----- RECORDED INFORMATION -----

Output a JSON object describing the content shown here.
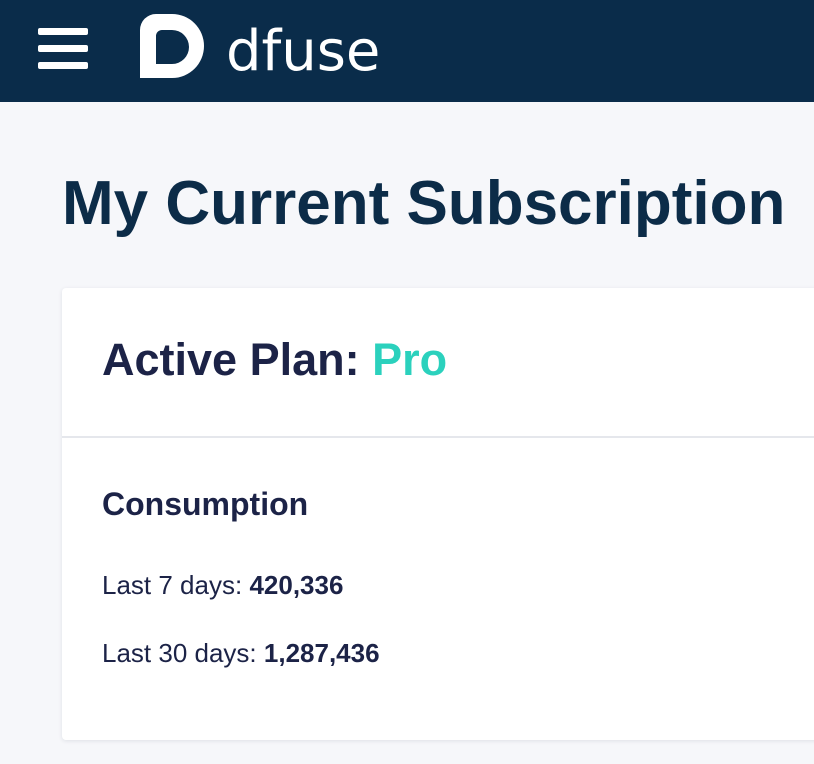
{
  "header": {
    "brand_name": "dfuse",
    "menu_icon": "hamburger-menu-icon",
    "logo_icon": "dfuse-logo-icon",
    "background_color": "#0a2c4a"
  },
  "page": {
    "title": "My Current Subscription"
  },
  "card": {
    "plan_label": "Active Plan:",
    "plan_name": "Pro",
    "plan_color": "#2bd1bd",
    "consumption": {
      "title": "Consumption",
      "rows": [
        {
          "label": "Last 7 days:",
          "value": "420,336"
        },
        {
          "label": "Last 30 days:",
          "value": "1,287,436"
        }
      ]
    }
  }
}
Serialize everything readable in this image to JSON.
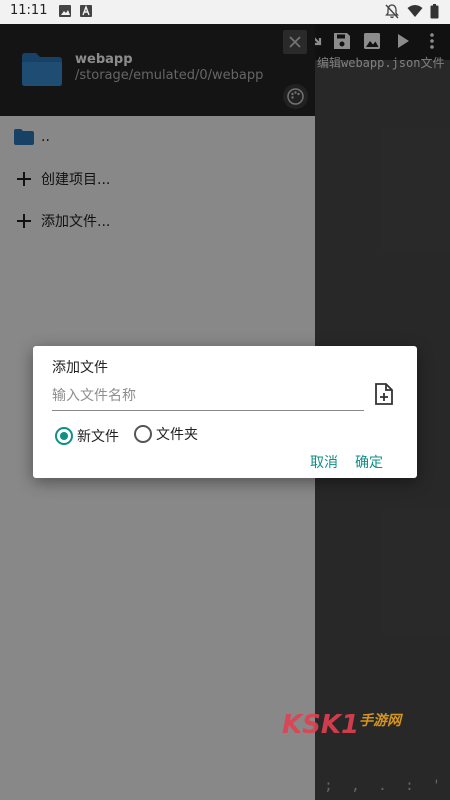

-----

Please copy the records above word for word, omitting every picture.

#### [RESULT OF THIS EXERCISE]
Output a JSON object describing the content shown here.
{
  "header": {
    "brand_name": "dfuse",
    "menu_icon": "hamburger-menu-icon",
    "logo_icon": "dfuse-logo-icon",
    "background_color": "#0a2c4a"
  },
  "page": {
    "title": "My Current Subscription"
  },
  "card": {
    "plan_label": "Active Plan:",
    "plan_name": "Pro",
    "plan_color": "#2bd1bd",
    "consumption": {
      "title": "Consumption",
      "rows": [
        {
          "label": "Last 7 days:",
          "value": "420,336"
        },
        {
          "label": "Last 30 days:",
          "value": "1,287,436"
        }
      ]
    }
  }
}
Serialize everything readable in this image to JSON.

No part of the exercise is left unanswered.